- Aim of the exercise
Each line below that contains "name" should be counted. Give only the total.

Stored records

'''

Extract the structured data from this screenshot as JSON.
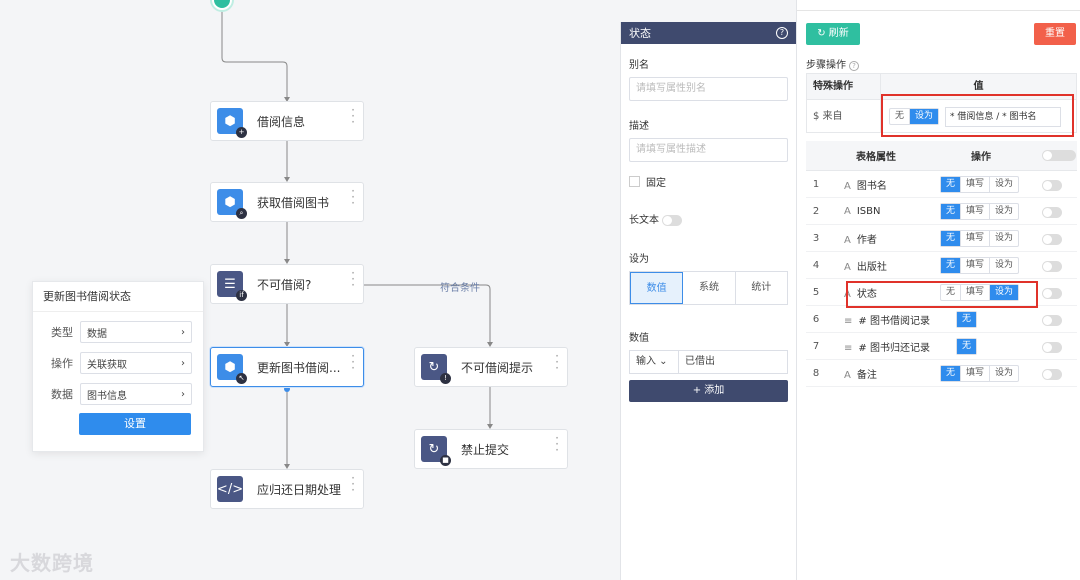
{
  "flow": {
    "nodes": [
      {
        "id": "borrow-info",
        "label": "借阅信息",
        "badge": "+",
        "kind": "blue",
        "icon": "cube-icon"
      },
      {
        "id": "get-book",
        "label": "获取借阅图书",
        "badge": "⌕",
        "kind": "blue",
        "icon": "cube-icon"
      },
      {
        "id": "not-borrowable",
        "label": "不可借阅?",
        "badge": "if",
        "kind": "navy",
        "icon": "condition-icon"
      },
      {
        "id": "update-status",
        "label": "更新图书借阅...",
        "badge": "↖",
        "kind": "blue",
        "icon": "cube-icon",
        "selected": true
      },
      {
        "id": "due-date",
        "label": "应归还日期处理",
        "badge": "",
        "kind": "navy",
        "icon": "code-icon"
      },
      {
        "id": "not-borrow-tip",
        "label": "不可借阅提示",
        "badge": "!",
        "kind": "navy",
        "icon": "loop-icon"
      },
      {
        "id": "forbid-submit",
        "label": "禁止提交",
        "badge": "■",
        "kind": "navy",
        "icon": "loop-icon"
      }
    ],
    "condition_label": "符合条件",
    "watermark": "大数跨境"
  },
  "popup": {
    "title": "更新图书借阅状态",
    "rows": [
      {
        "key": "类型",
        "value": "数据"
      },
      {
        "key": "操作",
        "value": "关联获取"
      },
      {
        "key": "数据",
        "value": "图书信息"
      }
    ],
    "button": "设置"
  },
  "panel": {
    "title": "状态",
    "alias_label": "别名",
    "alias_placeholder": "请填写属性别名",
    "desc_label": "描述",
    "desc_placeholder": "请填写属性描述",
    "fixed_label": "固定",
    "long_text_label": "长文本",
    "set_as_label": "设为",
    "set_as_options": [
      "数值",
      "系统",
      "统计"
    ],
    "value_label": "数值",
    "input_mode": "输入",
    "value": "已借出",
    "add_button": "+ 添加"
  },
  "right": {
    "refresh": "刷新",
    "reset": "重置",
    "steps_label": "步骤操作",
    "special_op_header": "特殊操作",
    "value_header": "值",
    "from_label": "$ 来自",
    "none": "无",
    "set_as": "设为",
    "from_value": "* 借阅信息 / * 图书名",
    "attr_header": "表格属性",
    "op_header": "操作",
    "fill": "填写",
    "rows": [
      {
        "n": "1",
        "name": "图书名",
        "icon": "A",
        "ops": [
          "无",
          "填写",
          "设为"
        ],
        "active": 0
      },
      {
        "n": "2",
        "name": "ISBN",
        "icon": "A",
        "ops": [
          "无",
          "填写",
          "设为"
        ],
        "active": 0
      },
      {
        "n": "3",
        "name": "作者",
        "icon": "A",
        "ops": [
          "无",
          "填写",
          "设为"
        ],
        "active": 0
      },
      {
        "n": "4",
        "name": "出版社",
        "icon": "A",
        "ops": [
          "无",
          "填写",
          "设为"
        ],
        "active": 0
      },
      {
        "n": "5",
        "name": "状态",
        "icon": "A",
        "ops": [
          "无",
          "填写",
          "设为"
        ],
        "active": 2
      },
      {
        "n": "6",
        "name": "# 图书借阅记录",
        "icon": "≡",
        "ops": [
          "无"
        ],
        "active": 0
      },
      {
        "n": "7",
        "name": "# 图书归还记录",
        "icon": "≡",
        "ops": [
          "无"
        ],
        "active": 0
      },
      {
        "n": "8",
        "name": "备注",
        "icon": "A",
        "ops": [
          "无",
          "填写",
          "设为"
        ],
        "active": 0
      }
    ]
  },
  "colors": {
    "primary": "#2f8ced",
    "teal": "#2fbfa0",
    "danger": "#f2604a",
    "navy": "#3f4a6e",
    "highlight": "#e0322a"
  }
}
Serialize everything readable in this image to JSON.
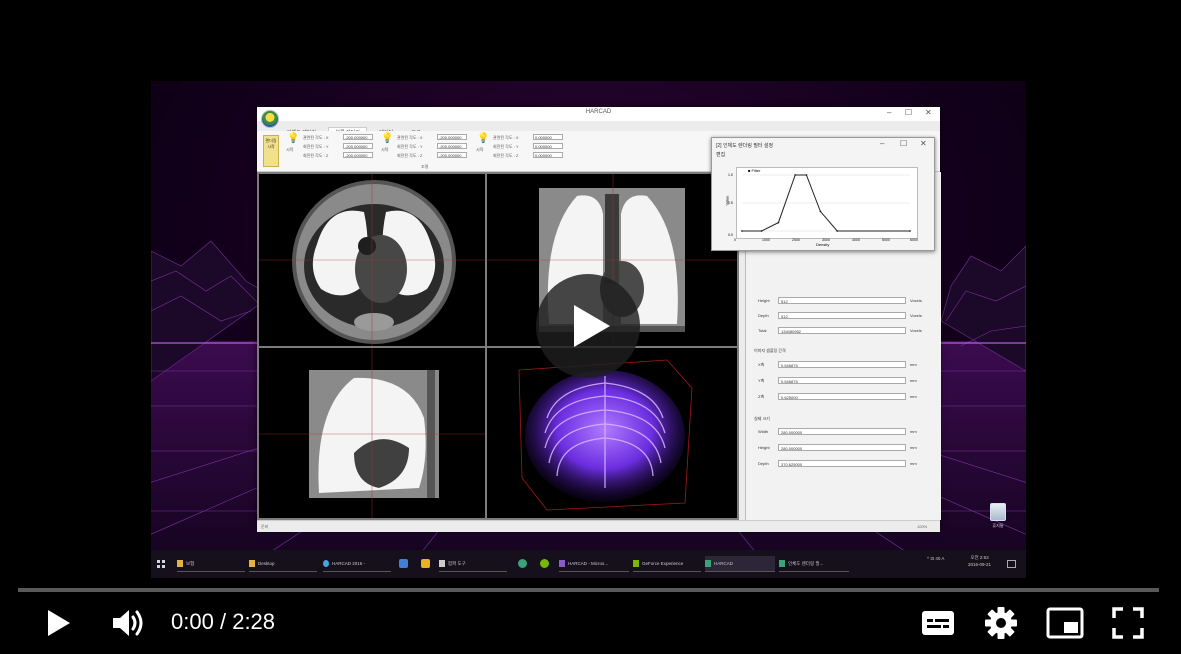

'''

- Reply to the task
8